With another quick look at Dean, he could see that his older brother fully intended to enjoy his stay in New Junction any way he could. The girl was laughing, and her chest buoyed up nearly into Dean's face as she bit her lower lip suggestively.

Sam could not stop from rolling his eyes. This could take awhile.

With nothing better to do, he pulled the newspaper he had bought at the gas station from his back pocket. He had already scanned the front page, and now opened to the middle, instinctively looking for something noteworthy. After all, even if they slotted a vacation into their schedule, Sam knew from experience that evil didn't take holidays, didn't even believe in a day off, much less a prolonged hiatus. You could never be too prepared, and part of preparedness meant staking out the territory.

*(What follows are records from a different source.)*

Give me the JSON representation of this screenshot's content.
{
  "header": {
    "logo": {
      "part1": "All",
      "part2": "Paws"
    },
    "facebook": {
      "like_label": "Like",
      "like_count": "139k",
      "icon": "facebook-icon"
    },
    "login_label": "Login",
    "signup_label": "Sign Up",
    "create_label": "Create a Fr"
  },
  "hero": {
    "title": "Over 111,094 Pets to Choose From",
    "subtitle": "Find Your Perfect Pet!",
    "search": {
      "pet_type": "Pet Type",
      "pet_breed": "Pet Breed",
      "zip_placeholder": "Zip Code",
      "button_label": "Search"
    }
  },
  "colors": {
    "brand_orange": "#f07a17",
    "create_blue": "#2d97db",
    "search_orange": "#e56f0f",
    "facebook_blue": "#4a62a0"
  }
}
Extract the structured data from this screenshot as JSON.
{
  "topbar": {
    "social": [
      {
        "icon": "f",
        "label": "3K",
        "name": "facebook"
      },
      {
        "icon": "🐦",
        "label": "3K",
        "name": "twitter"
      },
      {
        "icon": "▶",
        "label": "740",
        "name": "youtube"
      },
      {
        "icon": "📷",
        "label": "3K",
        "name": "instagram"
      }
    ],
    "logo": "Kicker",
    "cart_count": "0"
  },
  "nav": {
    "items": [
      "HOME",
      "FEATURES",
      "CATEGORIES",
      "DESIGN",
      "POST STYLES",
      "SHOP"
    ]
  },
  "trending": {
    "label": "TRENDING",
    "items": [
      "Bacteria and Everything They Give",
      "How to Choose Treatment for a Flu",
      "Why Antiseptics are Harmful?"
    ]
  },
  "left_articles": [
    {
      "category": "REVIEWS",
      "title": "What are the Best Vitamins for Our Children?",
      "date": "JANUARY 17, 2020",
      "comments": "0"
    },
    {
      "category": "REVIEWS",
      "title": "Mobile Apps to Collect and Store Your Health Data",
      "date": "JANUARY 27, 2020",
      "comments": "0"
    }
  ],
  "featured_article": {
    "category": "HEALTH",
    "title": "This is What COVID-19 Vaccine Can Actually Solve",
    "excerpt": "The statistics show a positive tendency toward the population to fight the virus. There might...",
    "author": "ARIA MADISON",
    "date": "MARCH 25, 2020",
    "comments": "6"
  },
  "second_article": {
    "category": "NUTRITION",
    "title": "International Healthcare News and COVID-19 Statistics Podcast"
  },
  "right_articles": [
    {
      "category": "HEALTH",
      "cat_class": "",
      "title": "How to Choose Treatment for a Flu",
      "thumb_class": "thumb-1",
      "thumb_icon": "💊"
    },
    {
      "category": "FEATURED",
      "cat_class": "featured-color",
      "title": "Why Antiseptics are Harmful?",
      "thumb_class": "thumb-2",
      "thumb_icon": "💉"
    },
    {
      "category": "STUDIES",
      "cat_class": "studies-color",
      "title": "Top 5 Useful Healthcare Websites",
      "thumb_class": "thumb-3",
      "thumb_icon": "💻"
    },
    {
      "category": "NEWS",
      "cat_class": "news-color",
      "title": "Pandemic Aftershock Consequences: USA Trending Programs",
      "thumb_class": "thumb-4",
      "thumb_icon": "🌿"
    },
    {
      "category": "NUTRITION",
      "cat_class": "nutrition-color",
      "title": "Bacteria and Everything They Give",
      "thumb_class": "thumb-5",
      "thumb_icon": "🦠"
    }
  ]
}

A light breeze suddenly came from nowhere, rustling the pages. Sam looked up. The day had been still and hot up to this point.

The breeze came again, and this time he heard it.

A distant whisper, barely louder than the crinkling of the paper in the breeze.

His eyes narrowed and the wind stopped again. Hesitantly he turned his eyes back to the paper.

This time it was undeniable and made him forget about the lackluster headlines for next week's town meeting. Stuffing the paper back into his pocket, he pushed away from the wall, following the direction of the breathless sound.

Instinctively, Sam made his way toward the woods, and the murmur seemed to swell. As he cleared the edge, a shudder raced through him and his heart rate increased.

There were more sounds, overlapping and of varying intensity, and he could feel them pulsing throughout his body, alerting every synapse.

The world seemed to skew and the foliage began to blur as he tried to sort through the whispers.


He blinked, his world refocusing suddenly. He realized he had forgotten to breathe and inhaled a deep breath. He recognized Dean's presence without looking. "I…I thought I heard something."

"Right. Well, if you're done with your little nature walk, let's get settled in."

Sam nodded distantly as Dean made his way back toward the motel. Sam gave one last look into the still woods before following.